- Problem to work on
The entries are given below. Output each one unchanged.

● ● ● ● ●

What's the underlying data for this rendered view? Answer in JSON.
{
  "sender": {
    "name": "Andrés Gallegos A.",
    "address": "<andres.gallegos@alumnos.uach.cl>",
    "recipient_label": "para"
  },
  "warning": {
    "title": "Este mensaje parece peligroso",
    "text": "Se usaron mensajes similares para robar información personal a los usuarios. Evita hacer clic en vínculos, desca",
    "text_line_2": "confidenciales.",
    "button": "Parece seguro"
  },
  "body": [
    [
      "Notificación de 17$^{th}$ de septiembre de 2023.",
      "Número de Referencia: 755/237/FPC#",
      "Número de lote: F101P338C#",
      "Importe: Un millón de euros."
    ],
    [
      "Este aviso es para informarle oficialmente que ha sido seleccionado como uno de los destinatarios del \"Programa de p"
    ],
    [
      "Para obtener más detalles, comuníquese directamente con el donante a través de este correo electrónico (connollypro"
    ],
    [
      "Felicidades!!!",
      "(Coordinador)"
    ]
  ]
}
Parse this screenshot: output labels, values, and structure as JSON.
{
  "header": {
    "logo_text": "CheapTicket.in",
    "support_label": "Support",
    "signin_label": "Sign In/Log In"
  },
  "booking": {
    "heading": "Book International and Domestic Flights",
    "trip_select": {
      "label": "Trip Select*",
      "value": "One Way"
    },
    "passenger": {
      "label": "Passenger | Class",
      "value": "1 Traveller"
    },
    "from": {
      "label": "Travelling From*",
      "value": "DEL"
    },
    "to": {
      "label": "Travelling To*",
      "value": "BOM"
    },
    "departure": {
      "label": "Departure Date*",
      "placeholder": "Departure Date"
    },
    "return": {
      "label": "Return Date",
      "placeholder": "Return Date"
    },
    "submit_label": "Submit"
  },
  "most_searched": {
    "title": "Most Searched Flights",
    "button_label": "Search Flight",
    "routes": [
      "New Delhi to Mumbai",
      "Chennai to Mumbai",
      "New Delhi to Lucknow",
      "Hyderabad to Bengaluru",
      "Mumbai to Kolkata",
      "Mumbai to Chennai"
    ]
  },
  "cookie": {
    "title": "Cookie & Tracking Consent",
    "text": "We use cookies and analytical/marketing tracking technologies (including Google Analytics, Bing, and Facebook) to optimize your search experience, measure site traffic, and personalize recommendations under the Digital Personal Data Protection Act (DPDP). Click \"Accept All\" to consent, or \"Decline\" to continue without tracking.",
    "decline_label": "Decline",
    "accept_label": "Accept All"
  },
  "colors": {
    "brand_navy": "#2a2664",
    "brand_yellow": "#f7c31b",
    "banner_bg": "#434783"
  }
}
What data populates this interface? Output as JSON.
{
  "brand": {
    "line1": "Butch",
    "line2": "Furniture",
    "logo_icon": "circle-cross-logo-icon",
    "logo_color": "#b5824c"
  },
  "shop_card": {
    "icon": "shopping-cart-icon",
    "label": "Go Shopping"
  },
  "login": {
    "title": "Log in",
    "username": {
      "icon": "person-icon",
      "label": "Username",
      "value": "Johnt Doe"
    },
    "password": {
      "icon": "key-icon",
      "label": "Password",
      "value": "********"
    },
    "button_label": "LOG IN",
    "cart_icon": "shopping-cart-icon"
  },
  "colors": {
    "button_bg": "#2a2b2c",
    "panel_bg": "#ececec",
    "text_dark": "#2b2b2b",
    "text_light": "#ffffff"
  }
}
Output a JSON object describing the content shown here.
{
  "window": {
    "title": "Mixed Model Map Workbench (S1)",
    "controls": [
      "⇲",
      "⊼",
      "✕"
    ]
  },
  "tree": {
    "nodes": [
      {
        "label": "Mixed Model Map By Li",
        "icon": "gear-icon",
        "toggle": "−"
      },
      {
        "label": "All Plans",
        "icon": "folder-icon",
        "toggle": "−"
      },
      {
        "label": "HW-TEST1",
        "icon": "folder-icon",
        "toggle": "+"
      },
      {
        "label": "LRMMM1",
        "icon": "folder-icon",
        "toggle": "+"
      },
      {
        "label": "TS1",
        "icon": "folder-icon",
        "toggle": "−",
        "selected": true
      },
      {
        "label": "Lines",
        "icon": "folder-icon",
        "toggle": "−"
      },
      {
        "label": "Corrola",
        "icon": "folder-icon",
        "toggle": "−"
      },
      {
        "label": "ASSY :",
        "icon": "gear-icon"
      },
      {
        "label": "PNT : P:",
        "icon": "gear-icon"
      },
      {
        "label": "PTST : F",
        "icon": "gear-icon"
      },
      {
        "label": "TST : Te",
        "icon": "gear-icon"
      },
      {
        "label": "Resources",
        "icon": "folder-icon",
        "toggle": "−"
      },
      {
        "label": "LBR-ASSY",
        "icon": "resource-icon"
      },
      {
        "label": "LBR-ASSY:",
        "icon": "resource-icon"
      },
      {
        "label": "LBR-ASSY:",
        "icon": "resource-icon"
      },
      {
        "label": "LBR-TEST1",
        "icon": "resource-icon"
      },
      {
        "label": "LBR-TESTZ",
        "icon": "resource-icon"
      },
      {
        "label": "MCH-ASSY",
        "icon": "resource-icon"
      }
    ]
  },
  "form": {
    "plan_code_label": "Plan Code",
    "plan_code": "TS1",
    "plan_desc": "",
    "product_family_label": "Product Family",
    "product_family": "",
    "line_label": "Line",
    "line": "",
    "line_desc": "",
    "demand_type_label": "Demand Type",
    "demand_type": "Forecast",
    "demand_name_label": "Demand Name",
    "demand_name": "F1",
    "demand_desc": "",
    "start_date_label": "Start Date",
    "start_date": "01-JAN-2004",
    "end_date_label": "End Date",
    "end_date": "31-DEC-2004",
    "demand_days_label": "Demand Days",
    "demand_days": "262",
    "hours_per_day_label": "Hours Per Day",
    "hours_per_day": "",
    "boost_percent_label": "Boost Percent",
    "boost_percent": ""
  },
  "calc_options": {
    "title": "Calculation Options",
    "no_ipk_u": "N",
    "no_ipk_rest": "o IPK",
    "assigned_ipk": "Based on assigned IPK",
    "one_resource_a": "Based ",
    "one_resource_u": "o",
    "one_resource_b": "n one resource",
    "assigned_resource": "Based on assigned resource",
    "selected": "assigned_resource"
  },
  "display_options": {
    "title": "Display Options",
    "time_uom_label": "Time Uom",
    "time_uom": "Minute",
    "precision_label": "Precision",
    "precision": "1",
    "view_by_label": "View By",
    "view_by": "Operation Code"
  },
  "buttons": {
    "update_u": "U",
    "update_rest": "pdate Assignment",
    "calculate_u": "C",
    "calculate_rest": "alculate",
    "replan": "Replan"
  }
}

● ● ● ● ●

- Solution
What's the underlying data for this rendered view? Answer in JSON.
{
  "sender": {
    "name": "Andrés Gallegos A.",
    "address": "<andres.gallegos@alumnos.uach.cl>",
    "recipient_label": "para"
  },
  "warning": {
    "title": "Este mensaje parece peligroso",
    "text": "Se usaron mensajes similares para robar información personal a los usuarios. Evita hacer clic en vínculos, desca",
    "text_line_2": "confidenciales.",
    "button": "Parece seguro"
  },
  "body": [
    [
      "Notificación de 17$^{th}$ de septiembre de 2023.",
      "Número de Referencia: 755/237/FPC#",
      "Número de lote: F101P338C#",
      "Importe: Un millón de euros."
    ],
    [
      "Este aviso es para informarle oficialmente que ha sido seleccionado como uno de los destinatarios del \"Programa de p"
    ],
    [
      "Para obtener más detalles, comuníquese directamente con el donante a través de este correo electrónico (connollypro"
    ],
    [
      "Felicidades!!!",
      "(Coordinador)"
    ]
  ]
}
Parse this screenshot: output labels, values, and structure as JSON.
{
  "header": {
    "logo_text": "CheapTicket.in",
    "support_label": "Support",
    "signin_label": "Sign In/Log In"
  },
  "booking": {
    "heading": "Book International and Domestic Flights",
    "trip_select": {
      "label": "Trip Select*",
      "value": "One Way"
    },
    "passenger": {
      "label": "Passenger | Class",
      "value": "1 Traveller"
    },
    "from": {
      "label": "Travelling From*",
      "value": "DEL"
    },
    "to": {
      "label": "Travelling To*",
      "value": "BOM"
    },
    "departure": {
      "label": "Departure Date*",
      "placeholder": "Departure Date"
    },
    "return": {
      "label": "Return Date",
      "placeholder": "Return Date"
    },
    "submit_label": "Submit"
  },
  "most_searched": {
    "title": "Most Searched Flights",
    "button_label": "Search Flight",
    "routes": [
      "New Delhi to Mumbai",
      "Chennai to Mumbai",
      "New Delhi to Lucknow",
      "Hyderabad to Bengaluru",
      "Mumbai to Kolkata",
      "Mumbai to Chennai"
    ]
  },
  "cookie": {
    "title": "Cookie & Tracking Consent",
    "text": "We use cookies and analytical/marketing tracking technologies (including Google Analytics, Bing, and Facebook) to optimize your search experience, measure site traffic, and personalize recommendations under the Digital Personal Data Protection Act (DPDP). Click \"Accept All\" to consent, or \"Decline\" to continue without tracking.",
    "decline_label": "Decline",
    "accept_label": "Accept All"
  },
  "colors": {
    "brand_navy": "#2a2664",
    "brand_yellow": "#f7c31b",
    "banner_bg": "#434783"
  }
}
What data populates this interface? Output as JSON.
{
  "brand": {
    "line1": "Butch",
    "line2": "Furniture",
    "logo_icon": "circle-cross-logo-icon",
    "logo_color": "#b5824c"
  },
  "shop_card": {
    "icon": "shopping-cart-icon",
    "label": "Go Shopping"
  },
  "login": {
    "title": "Log in",
    "username": {
      "icon": "person-icon",
      "label": "Username",
      "value": "Johnt Doe"
    },
    "password": {
      "icon": "key-icon",
      "label": "Password",
      "value": "********"
    },
    "button_label": "LOG IN",
    "cart_icon": "shopping-cart-icon"
  },
  "colors": {
    "button_bg": "#2a2b2c",
    "panel_bg": "#ececec",
    "text_dark": "#2b2b2b",
    "text_light": "#ffffff"
  }
}
Output a JSON object describing the content shown here.
{
  "window": {
    "title": "Mixed Model Map Workbench (S1)",
    "controls": [
      "⇲",
      "⊼",
      "✕"
    ]
  },
  "tree": {
    "nodes": [
      {
        "label": "Mixed Model Map By Li",
        "icon": "gear-icon",
        "toggle": "−"
      },
      {
        "label": "All Plans",
        "icon": "folder-icon",
        "toggle": "−"
      },
      {
        "label": "HW-TEST1",
        "icon": "folder-icon",
        "toggle": "+"
      },
      {
        "label": "LRMMM1",
        "icon": "folder-icon",
        "toggle": "+"
      },
      {
        "label": "TS1",
        "icon": "folder-icon",
        "toggle": "−",
        "selected": true
      },
      {
        "label": "Lines",
        "icon": "folder-icon",
        "toggle": "−"
      },
      {
        "label": "Corrola",
        "icon": "folder-icon",
        "toggle": "−"
      },
      {
        "label": "ASSY :",
        "icon": "gear-icon"
      },
      {
        "label": "PNT : P:",
        "icon": "gear-icon"
      },
      {
        "label": "PTST : F",
        "icon": "gear-icon"
      },
      {
        "label": "TST : Te",
        "icon": "gear-icon"
      },
      {
        "label": "Resources",
        "icon": "folder-icon",
        "toggle": "−"
      },
      {
        "label": "LBR-ASSY",
        "icon": "resource-icon"
      },
      {
        "label": "LBR-ASSY:",
        "icon": "resource-icon"
      },
      {
        "label": "LBR-ASSY:",
        "icon": "resource-icon"
      },
      {
        "label": "LBR-TEST1",
        "icon": "resource-icon"
      },
      {
        "label": "LBR-TESTZ",
        "icon": "resource-icon"
      },
      {
        "label": "MCH-ASSY",
        "icon": "resource-icon"
      }
    ]
  },
  "form": {
    "plan_code_label": "Plan Code",
    "plan_code": "TS1",
    "plan_desc": "",
    "product_family_label": "Product Family",
    "product_family": "",
    "line_label": "Line",
    "line": "",
    "line_desc": "",
    "demand_type_label": "Demand Type",
    "demand_type": "Forecast",
    "demand_name_label": "Demand Name",
    "demand_name": "F1",
    "demand_desc": "",
    "start_date_label": "Start Date",
    "start_date": "01-JAN-2004",
    "end_date_label": "End Date",
    "end_date": "31-DEC-2004",
    "demand_days_label": "Demand Days",
    "demand_days": "262",
    "hours_per_day_label": "Hours Per Day",
    "hours_per_day": "",
    "boost_percent_label": "Boost Percent",
    "boost_percent": ""
  },
  "calc_options": {
    "title": "Calculation Options",
    "no_ipk_u": "N",
    "no_ipk_rest": "o IPK",
    "assigned_ipk": "Based on assigned IPK",
    "one_resource_a": "Based ",
    "one_resource_u": "o",
    "one_resource_b": "n one resource",
    "assigned_resource": "Based on assigned resource",
    "selected": "assigned_resource"
  },
  "display_options": {
    "title": "Display Options",
    "time_uom_label": "Time Uom",
    "time_uom": "Minute",
    "precision_label": "Precision",
    "precision": "1",
    "view_by_label": "View By",
    "view_by": "Operation Code"
  },
  "buttons": {
    "update_u": "U",
    "update_rest": "pdate Assignment",
    "calculate_u": "C",
    "calculate_rest": "alculate",
    "replan": "Replan"
  }
}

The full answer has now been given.